[Task statement]
Give an exact copy of the data that follows, but none of its pictures.

——————————

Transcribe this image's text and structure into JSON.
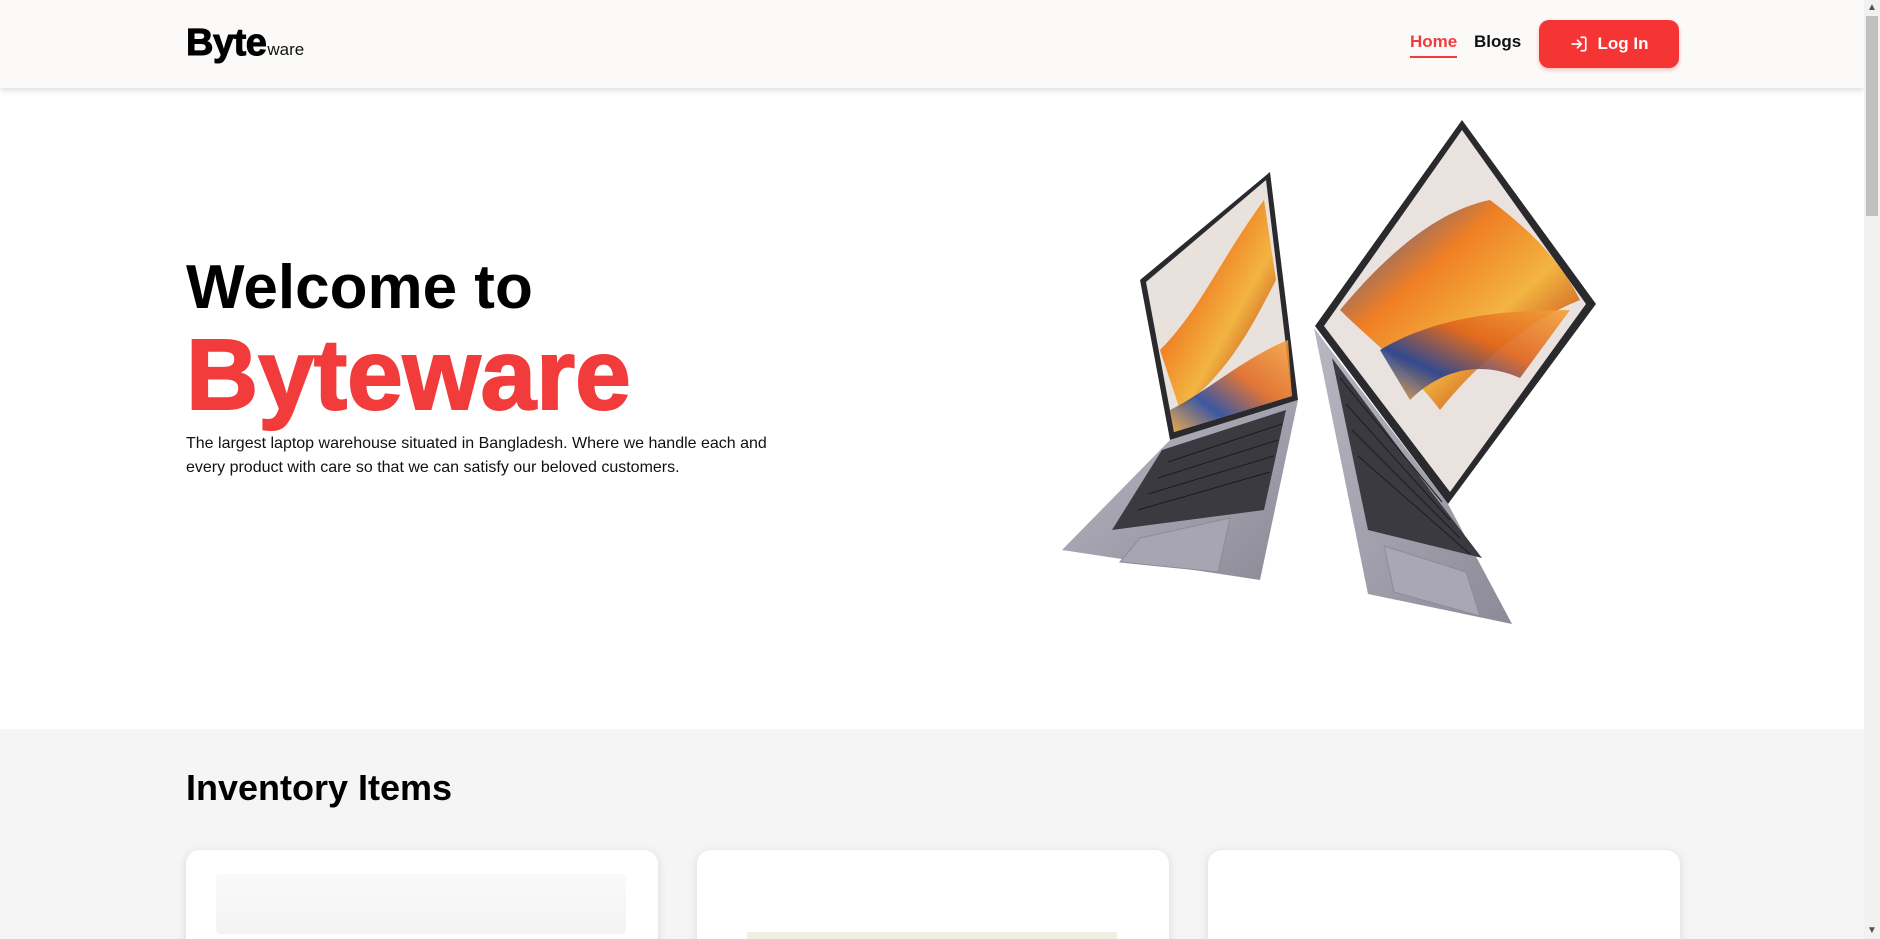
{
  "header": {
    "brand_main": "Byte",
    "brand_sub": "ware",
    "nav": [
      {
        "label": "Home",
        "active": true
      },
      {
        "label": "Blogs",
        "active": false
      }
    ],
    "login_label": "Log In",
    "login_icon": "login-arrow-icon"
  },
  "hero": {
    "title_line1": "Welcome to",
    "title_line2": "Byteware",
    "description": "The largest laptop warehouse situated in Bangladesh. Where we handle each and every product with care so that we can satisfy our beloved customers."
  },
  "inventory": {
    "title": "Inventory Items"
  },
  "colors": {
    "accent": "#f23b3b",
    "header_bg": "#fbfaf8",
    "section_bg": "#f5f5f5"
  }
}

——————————

[Final answer]
Transcribe this image's text and structure into JSON.
{
  "header": {
    "brand_main": "Byte",
    "brand_sub": "ware",
    "nav": [
      {
        "label": "Home",
        "active": true
      },
      {
        "label": "Blogs",
        "active": false
      }
    ],
    "login_label": "Log In",
    "login_icon": "login-arrow-icon"
  },
  "hero": {
    "title_line1": "Welcome to",
    "title_line2": "Byteware",
    "description": "The largest laptop warehouse situated in Bangladesh. Where we handle each and every product with care so that we can satisfy our beloved customers."
  },
  "inventory": {
    "title": "Inventory Items"
  },
  "colors": {
    "accent": "#f23b3b",
    "header_bg": "#fbfaf8",
    "section_bg": "#f5f5f5"
  }
}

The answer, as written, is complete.